(Data extracted from a collection)
___
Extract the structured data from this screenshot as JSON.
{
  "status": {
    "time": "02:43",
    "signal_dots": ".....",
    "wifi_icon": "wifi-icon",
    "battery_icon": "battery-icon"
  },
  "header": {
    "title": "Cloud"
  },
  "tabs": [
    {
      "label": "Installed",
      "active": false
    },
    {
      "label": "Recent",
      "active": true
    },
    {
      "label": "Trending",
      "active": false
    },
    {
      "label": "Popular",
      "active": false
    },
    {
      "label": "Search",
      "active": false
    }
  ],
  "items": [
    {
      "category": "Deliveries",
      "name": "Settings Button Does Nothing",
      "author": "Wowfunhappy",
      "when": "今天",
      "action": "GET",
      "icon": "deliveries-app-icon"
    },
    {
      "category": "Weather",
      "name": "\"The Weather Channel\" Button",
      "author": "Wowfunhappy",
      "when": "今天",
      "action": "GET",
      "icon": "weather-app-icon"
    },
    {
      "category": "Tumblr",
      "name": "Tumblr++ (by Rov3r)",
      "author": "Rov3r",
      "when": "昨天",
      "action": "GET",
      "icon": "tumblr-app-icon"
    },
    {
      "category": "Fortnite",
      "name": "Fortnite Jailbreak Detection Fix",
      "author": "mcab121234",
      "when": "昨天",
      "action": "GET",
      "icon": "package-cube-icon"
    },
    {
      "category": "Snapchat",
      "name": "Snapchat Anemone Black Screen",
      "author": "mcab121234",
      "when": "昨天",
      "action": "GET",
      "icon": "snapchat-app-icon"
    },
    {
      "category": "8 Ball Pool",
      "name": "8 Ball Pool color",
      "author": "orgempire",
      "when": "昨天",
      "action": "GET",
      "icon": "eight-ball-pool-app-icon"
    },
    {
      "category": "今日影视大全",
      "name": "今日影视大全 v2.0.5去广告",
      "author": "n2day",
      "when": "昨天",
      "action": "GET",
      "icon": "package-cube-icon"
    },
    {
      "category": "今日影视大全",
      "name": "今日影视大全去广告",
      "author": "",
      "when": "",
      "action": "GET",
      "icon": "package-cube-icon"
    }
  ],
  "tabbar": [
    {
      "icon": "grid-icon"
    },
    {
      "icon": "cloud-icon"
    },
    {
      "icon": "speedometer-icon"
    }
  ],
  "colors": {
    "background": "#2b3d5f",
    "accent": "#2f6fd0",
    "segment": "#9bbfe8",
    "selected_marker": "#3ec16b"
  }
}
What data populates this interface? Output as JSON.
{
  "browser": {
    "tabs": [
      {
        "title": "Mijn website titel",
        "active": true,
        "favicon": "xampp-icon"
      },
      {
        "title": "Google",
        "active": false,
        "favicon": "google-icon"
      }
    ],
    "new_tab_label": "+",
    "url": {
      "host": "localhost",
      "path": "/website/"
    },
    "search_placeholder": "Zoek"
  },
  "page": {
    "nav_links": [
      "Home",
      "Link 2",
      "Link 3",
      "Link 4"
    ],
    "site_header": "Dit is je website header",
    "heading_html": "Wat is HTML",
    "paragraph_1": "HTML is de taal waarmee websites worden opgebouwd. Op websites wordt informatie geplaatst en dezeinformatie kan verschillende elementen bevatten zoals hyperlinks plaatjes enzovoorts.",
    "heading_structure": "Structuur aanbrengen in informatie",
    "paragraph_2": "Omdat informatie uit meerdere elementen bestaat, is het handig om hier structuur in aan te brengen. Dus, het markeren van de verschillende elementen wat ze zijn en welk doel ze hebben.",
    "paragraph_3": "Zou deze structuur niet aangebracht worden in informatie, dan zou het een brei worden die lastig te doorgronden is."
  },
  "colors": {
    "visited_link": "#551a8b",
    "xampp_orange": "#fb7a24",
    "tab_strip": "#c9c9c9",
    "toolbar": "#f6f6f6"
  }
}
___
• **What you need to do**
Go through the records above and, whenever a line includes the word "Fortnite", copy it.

• **Exercise solution**
      "category": "Fortnite",
      "name": "Fortnite Jailbreak Detection Fix",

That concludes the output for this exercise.